“Building the aircraft and competing in the event gives students a much deeper insight into the application of the theory and processes they have learned about on their degrees, and the contact with industry experts throughout adds to their learning experience.
“Being part of a multidisciplinary team is a valuable experience, and overall it has provided us with a fun, engaging way to inject deeper learning into our degrees. The feedback from our students has been overwhelmingly positive, and the student projects have also offered a great route to establish strong links with industry research and development teams."
The Challenge strives to work closely with industry partners to ensure that participants have access to world-class standards, inspirational mentors and an insight into the real-world of the unmanned aircraft industry. Ably supported by organisations such as QinetiQ, GKN Aerospace and Bombardier, the Challenge seeks to continue to provide a platform for industry leaders who wish to engage with an extremely talented pipeline of aspiring engineers, maximise on profiled brand exposure, further STEM engagement and build networks with academia and a wide range of related industry sectors.
The UAS Challenge is open to all undergraduate or taught postgraduate students from universities from any part of the world. It is for those who would thrive on the call to be resourceful, solution driven, able to maintain and push boundaries whilst working as a team.
The UAS Challenge engages teams in the design, build, testing and live demonstration of a UAS at a 3-day ‘fly-off’ event in the UK in June 2019.
Participating teams will be working within a hypothetical natural disaster scenario where a significant stretch of a remote coastal area has been devastated by an earthquake and resulting tsunami. It is known that several thousand people living in the affected coastal communities are cut off; their houses destroyed, and with night-time temperatures dropping below freezing, they urgently need supplies of food, shelter and most importantly first aid. Time is critical, and a UAS led mission is launched from the Rescue Centre located some distance away.
The UAS should operate automatically, transiting rapidly via pre-planned waypoints to the devastated area to deliver the aid safely and accurately to the affected communities. During the mission, it searches in defined areas for other potential aid recipients, relays the location co-ordinates back to base so that another aid drop or rescue mission can be organised, and returns to base via a different route.
In 2019, for the first time, teams will use first-aid kits and water bottles as their payload.

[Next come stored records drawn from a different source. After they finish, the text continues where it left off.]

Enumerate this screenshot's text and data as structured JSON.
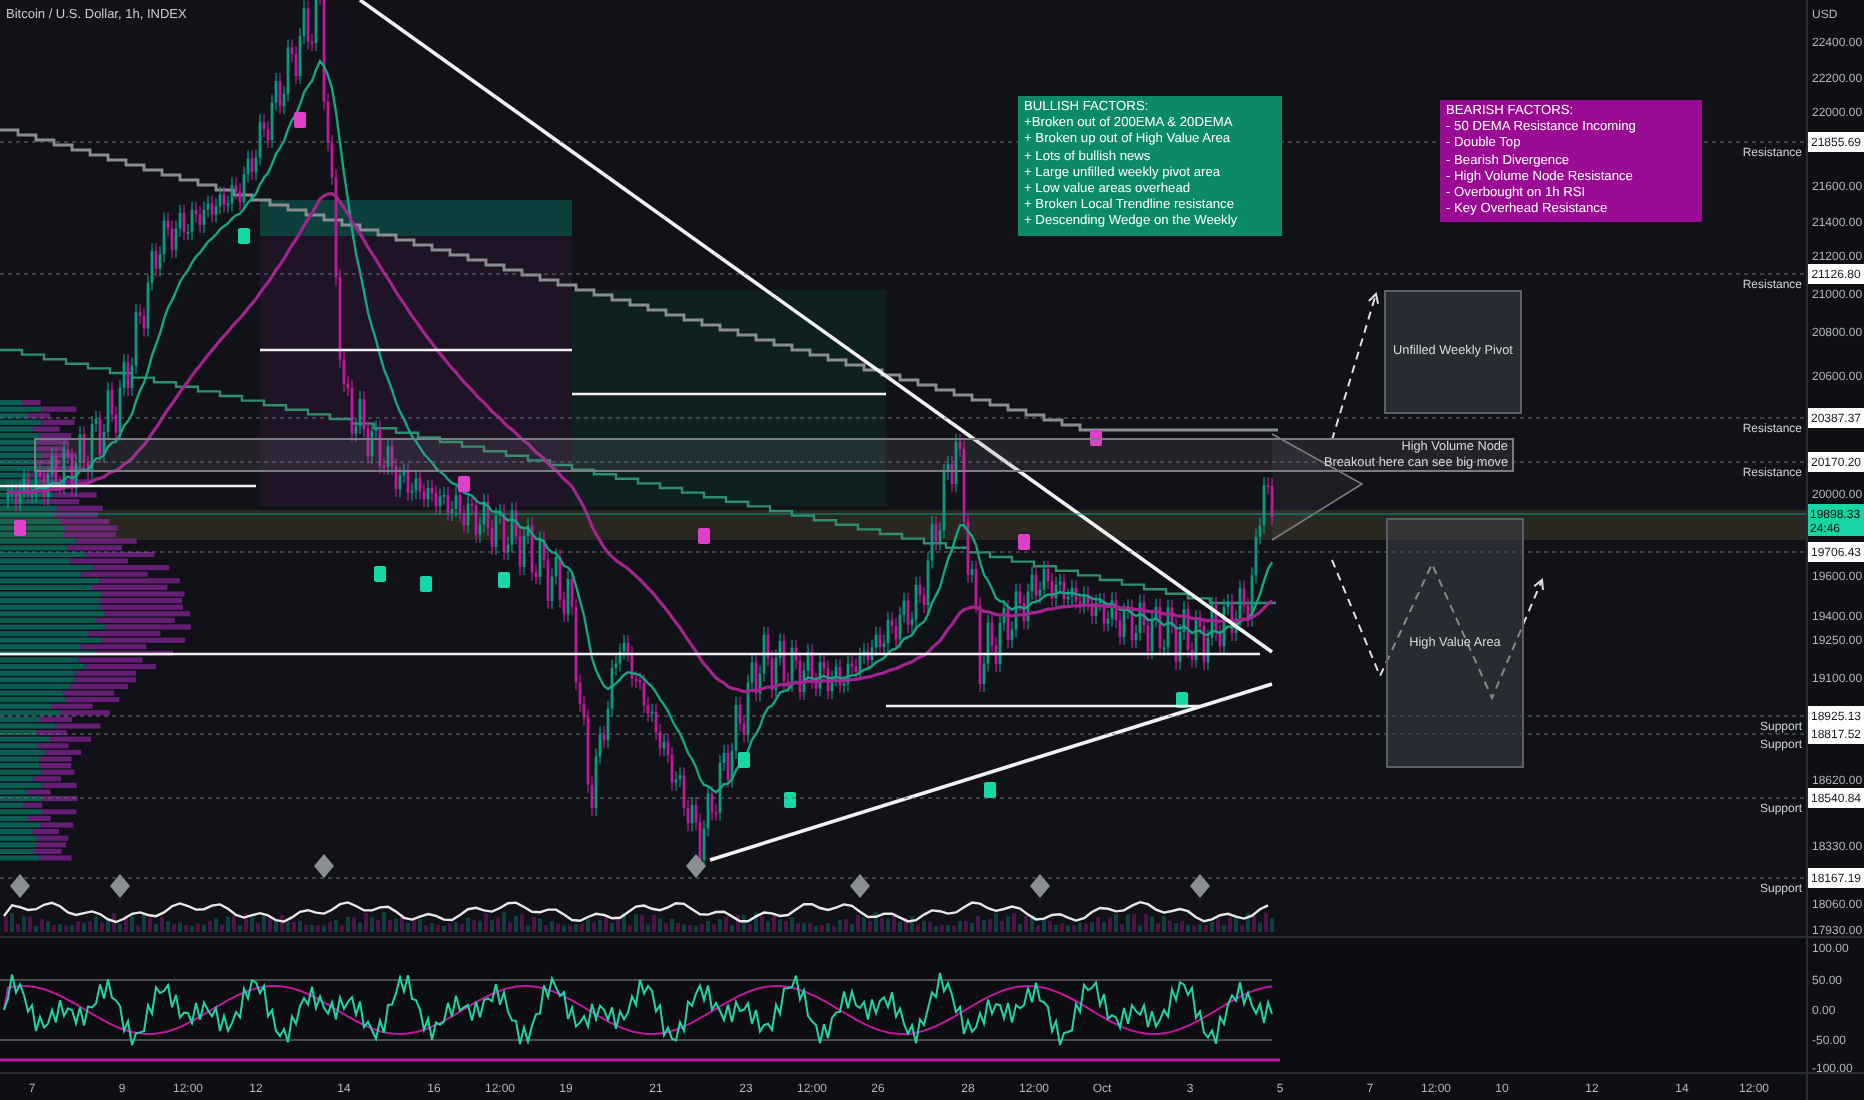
{
  "chart": {
    "title": "Bitcoin / U.S. Dollar, 1h, INDEX"
  },
  "price_axis": {
    "currency": "USD",
    "ticks": [
      "22400.00",
      "22200.00",
      "22000.00",
      "21600.00",
      "21400.00",
      "21200.00",
      "21000.00",
      "20800.00",
      "20600.00",
      "20000.00",
      "19600.00",
      "19400.00",
      "19250.00",
      "19100.00",
      "18620.00",
      "18330.00",
      "18060.00",
      "17930.00"
    ]
  },
  "levels": [
    {
      "price": "21855.69",
      "label": "Resistance"
    },
    {
      "price": "21126.80",
      "label": "Resistance"
    },
    {
      "price": "20387.37",
      "label": "Resistance"
    },
    {
      "price": "20170.20",
      "label": "Resistance"
    },
    {
      "price": "19706.43"
    },
    {
      "price": "18925.13",
      "label": "Support"
    },
    {
      "price": "18817.52",
      "label": "Support"
    },
    {
      "price": "18540.84",
      "label": "Support"
    },
    {
      "price": "18167.19",
      "label": "Support"
    }
  ],
  "last_price": {
    "price": "19898.33",
    "countdown": "24:46"
  },
  "rsi_axis": {
    "ticks": [
      "100.00",
      "50.00",
      "0.00",
      "-50.00",
      "-100.00"
    ]
  },
  "time_axis": {
    "ticks": [
      "7",
      "9",
      "12:00",
      "12",
      "14",
      "16",
      "12:00",
      "19",
      "21",
      "23",
      "12:00",
      "26",
      "28",
      "12:00",
      "Oct",
      "3",
      "5",
      "7",
      "12:00",
      "10",
      "12",
      "14",
      "12:00"
    ]
  },
  "notes": [
    {
      "title": "BULLISH FACTORS:",
      "color": "#0a8a68",
      "lines": [
        "+Broken out of 200EMA & 20DEMA",
        "+ Broken up out of High Value Area",
        "+ Lots of bullish news",
        "+ Large unfilled weekly pivot area",
        "+ Low value areas overhead",
        "+ Broken Local Trendline resistance",
        "+ Descending Wedge on the Weekly"
      ]
    },
    {
      "title": "BEARISH FACTORS:",
      "color": "#9b0a92",
      "lines": [
        "- 50 DEMA Resistance Incoming",
        "- Double Top",
        "- Bearish Divergence",
        "- High Volume Node Resistance",
        "- Overbought on 1h RSI",
        "- Key Overhead Resistance"
      ]
    }
  ],
  "zones": [
    {
      "kind": "box",
      "lines": [
        "Unfilled Weekly Pivot"
      ]
    },
    {
      "kind": "band",
      "lines": [
        "High Volume Node",
        "Breakout here can see big move"
      ]
    },
    {
      "kind": "box",
      "lines": [
        "High Value Area"
      ]
    }
  ]
}
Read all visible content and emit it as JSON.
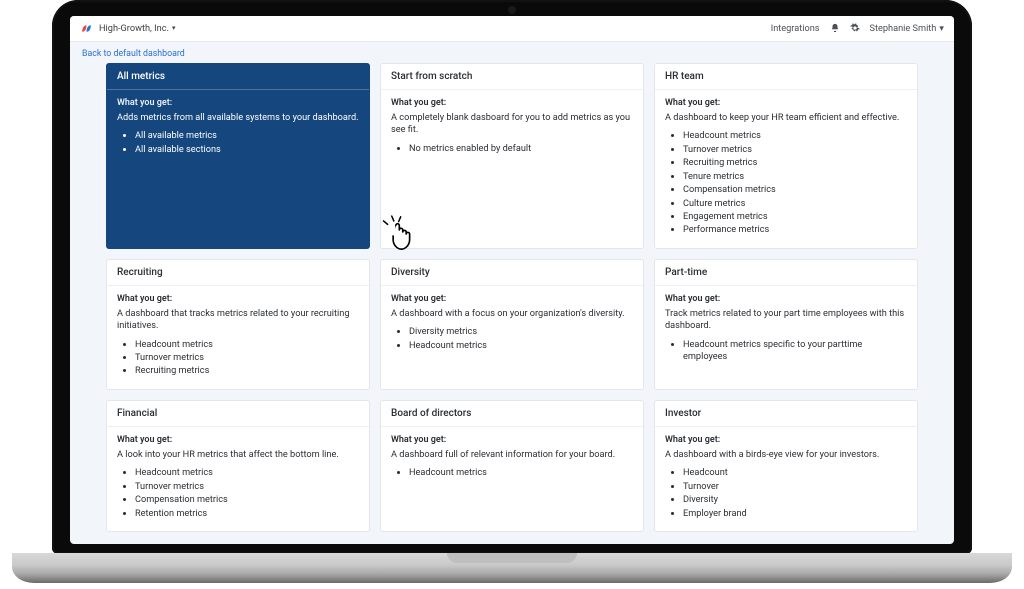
{
  "topbar": {
    "org_name": "High-Growth, Inc.",
    "integrations_label": "Integrations",
    "user_name": "Stephanie Smith"
  },
  "backlink_label": "Back to default dashboard",
  "what_label": "What you get:",
  "cards": [
    {
      "title": "All metrics",
      "desc": "Adds metrics from all available systems to your dashboard.",
      "items": [
        "All available metrics",
        "All available sections"
      ]
    },
    {
      "title": "Start from scratch",
      "desc": "A completely blank dasboard for you to add metrics as you see fit.",
      "items": [
        "No metrics enabled by default"
      ]
    },
    {
      "title": "HR team",
      "desc": "A dashboard to keep your HR team efficient and effective.",
      "items": [
        "Headcount metrics",
        "Turnover metrics",
        "Recruiting metrics",
        "Tenure metrics",
        "Compensation metrics",
        "Culture metrics",
        "Engagement metrics",
        "Performance metrics"
      ]
    },
    {
      "title": "Recruiting",
      "desc": "A dashboard that tracks metrics related to your recruiting initiatives.",
      "items": [
        "Headcount metrics",
        "Turnover metrics",
        "Recruiting metrics"
      ]
    },
    {
      "title": "Diversity",
      "desc": "A dashboard with a focus on your organization's diversity.",
      "items": [
        "Diversity metrics",
        "Headcount metrics"
      ]
    },
    {
      "title": "Part-time",
      "desc": "Track metrics related to your part time employees with this dashboard.",
      "items": [
        "Headcount metrics specific to your parttime employees"
      ]
    },
    {
      "title": "Financial",
      "desc": "A look into your HR metrics that affect the bottom line.",
      "items": [
        "Headcount metrics",
        "Turnover metrics",
        "Compensation metrics",
        "Retention metrics"
      ]
    },
    {
      "title": "Board of directors",
      "desc": "A dashboard full of relevant information for your board.",
      "items": [
        "Headcount metrics"
      ]
    },
    {
      "title": "Investor",
      "desc": "A dashboard with a birds-eye view for your investors.",
      "items": [
        "Headcount",
        "Turnover",
        "Diversity",
        "Employer brand"
      ]
    }
  ]
}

Deliverables have been carefully specified to maintain reasonable technical rigour yet aiming to keep the workload manageable for student teams.
The full project life-cycle is supported by academic and industry experts in aerospace engineering and flight safety who volunteer as officials of the Challenge.
Alex Robbins, UAS Challenge volunteer, Project Manager said: “We are again seeing more potential for growth and refinement of the competition which should enable teams to fully innovate their designs for 2019.
“With the evolution of the UAS Challenge mission flight to a single multi-faceted operation, it will be great to see what solutions are presented throughout the Design and Flight readiness phases and Fly Off event.”
As part of the Institution’s continued focus on inspiring the next generation by outreach work with schools across the nation, the 2019 UAS Challenge, will also be launching a STEM programme including pre-competition for school children aged 7+. The work will be supported by a dedicated STEM Ambassador team who will provide an interesting agenda of creative and inspiring activities leading to a fun-filled STEM Day during the fly-off event.
Jonathan Tayler, UAS Challenge volunteer, STEM Outreach Leader said: “The UAS Challenge provides a fantastic opportunity to promote engineering to young students. It gives the students a chance to interact with engineers at different career levels; apprentices, university students and qualified engineers.”
The UAS Challenge is returning to its favoured venue at Snowdonia Aerospace Centre in Llanbedr, Wales 16th – 18th June 2019. The venue is ideal in its layout, facilities and structure as well as its appeal as a well-known drone test centre.
To find out more - to volunteer, support, sponsor or participate in the competition, click here.